And if you're the kind of person who prefers live Christmas trees (so you can re-plant them later), consider the Valentines postcard designed by Anne Passo and available at lovi at merchant4 . The card becomes a small crafts project with 'some assembly required:'  the balsa pieces pop out and a heart is formed.

A set of Valentine postcards by Sarah Parrott Bianculli at the Parrot Design Studio on Etsy. The Hugs and Kisses design is printed with sheer white ink on recycled A2 chipboard. Very simple, and straight from the heart.

Wednesday, January 4, 2012

Posted: Branden's Graphic Journey

Designer Braden Wise developed a series of twenty-five postcard designs inspired by his move from the American Midwest to California.  They are crafted with vintage typography style and capture the feeling of California's golden age along with lots of tongue-in-cheek whimsy. This is a great combination of classic and contemporary, retro and trendy.

Here are five from the series.  Be sure to see the full series that Braden designed at

Wednesday, November 30, 2011

Kudos: Kyle White

You can tell that the wonderful Kyle White at Kyle White Design is completely comfortable in the postcard media.

Here is a postcard design for an invitation and a series to promote Poplarville (Mississippi).

I love Kyle's bold woodblock-like elements, his typography, his weathered treatment and his versatility.


Xmas Cards

Since designers really can't run down to the Hallmark Store and pick up a packet of Christmas cards, the holidays have become an opportunity for them to show us what they've got.  It's neat to see what can be done with a postcard.

I get a kick from the Christmas postcards from slimaq designer Aleksandra Woldańska-Płocińska.  

Sure, they're put together with wonderful graphics.  But it's great to see Aleksandra's personality come through in every card of the series.

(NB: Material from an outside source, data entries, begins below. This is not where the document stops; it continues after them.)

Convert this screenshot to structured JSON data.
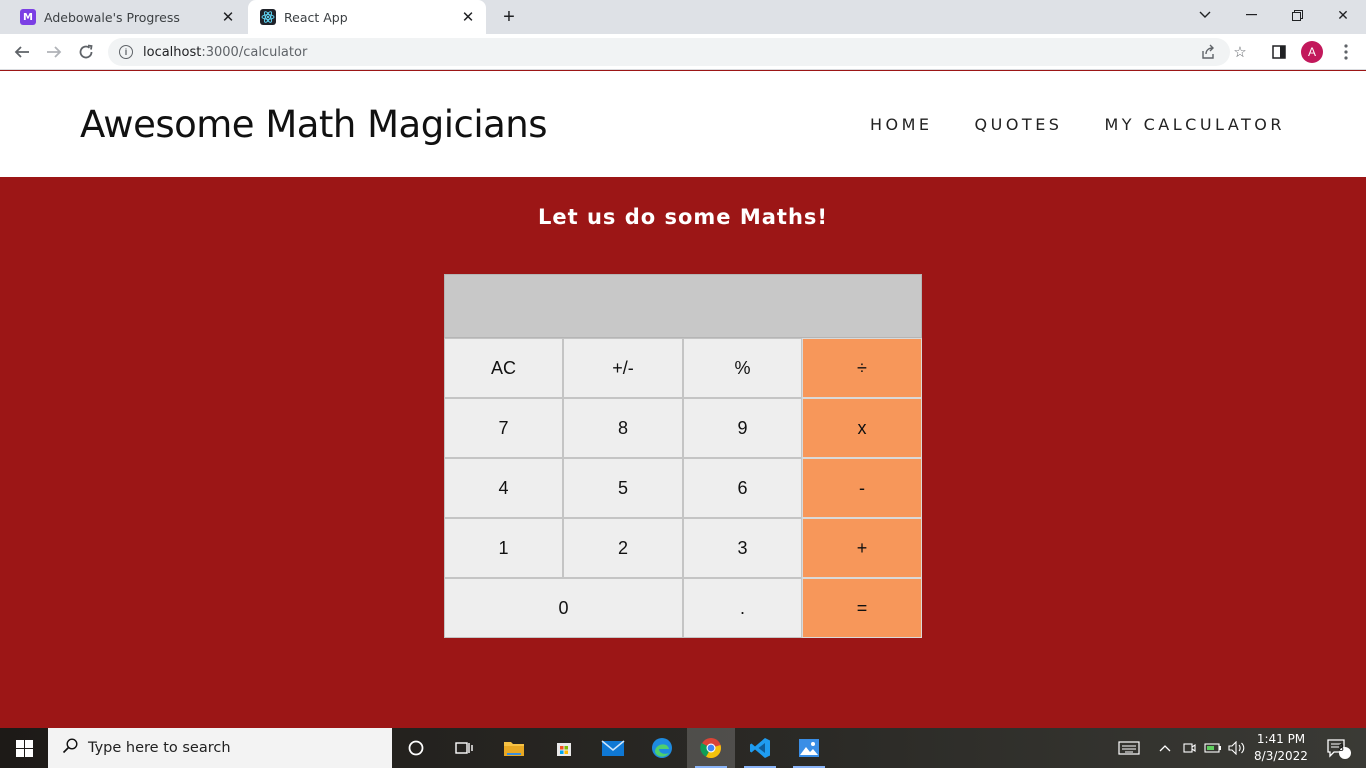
{
  "browser": {
    "tabs": [
      {
        "title": "Adebowale's Progress",
        "favicon": "notion-m-icon",
        "active": false
      },
      {
        "title": "React App",
        "favicon": "react-icon",
        "active": true
      }
    ],
    "url_host": "localhost",
    "url_rest": ":3000/calculator",
    "profile_initial": "A"
  },
  "header": {
    "brand": "Awesome Math Magicians",
    "nav": [
      {
        "label": "HOME"
      },
      {
        "label": "QUOTES"
      },
      {
        "label": "MY CALCULATOR"
      }
    ]
  },
  "main": {
    "heading": "Let us do some Maths!",
    "display": "",
    "keys": [
      {
        "label": "AC",
        "type": "fn"
      },
      {
        "label": "+/-",
        "type": "fn"
      },
      {
        "label": "%",
        "type": "fn"
      },
      {
        "label": "÷",
        "type": "op"
      },
      {
        "label": "7",
        "type": "num"
      },
      {
        "label": "8",
        "type": "num"
      },
      {
        "label": "9",
        "type": "num"
      },
      {
        "label": "x",
        "type": "op"
      },
      {
        "label": "4",
        "type": "num"
      },
      {
        "label": "5",
        "type": "num"
      },
      {
        "label": "6",
        "type": "num"
      },
      {
        "label": "-",
        "type": "op"
      },
      {
        "label": "1",
        "type": "num"
      },
      {
        "label": "2",
        "type": "num"
      },
      {
        "label": "3",
        "type": "num"
      },
      {
        "label": "+",
        "type": "op"
      },
      {
        "label": "0",
        "type": "num"
      },
      {
        "label": ".",
        "type": "num"
      },
      {
        "label": "=",
        "type": "op"
      }
    ]
  },
  "taskbar": {
    "search_placeholder": "Type here to search",
    "time": "1:41 PM",
    "date": "8/3/2022",
    "notification_count": "3"
  },
  "colors": {
    "page_background": "#9c1616",
    "operator_key": "#f7975a",
    "key": "#eeeeee",
    "display": "#c8c8c8"
  }
}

It reminds me of how designers can create identity.  And how, when they've hit the mark, designers don't even need to include a logo.





Green Inkd

One of my favorite sites for finding consistently good postcard layouts is .  They offer a marketplace for templates and customized layouts from dozens (maybe hundreds?) of artists.

Here is a postcard design  from Octavian Belintan who shows the power of a very basic color palette.  The layouts make me want to go out and start up a landscape design business!

Tuesday, November 29, 2011

Playful Post

Thought it would be good to start on a light note, with some postcard fronts.

Here, designer Ana Lucia Soto shows off her wit, and genius, with her take on some rather famous layouts. Brillante!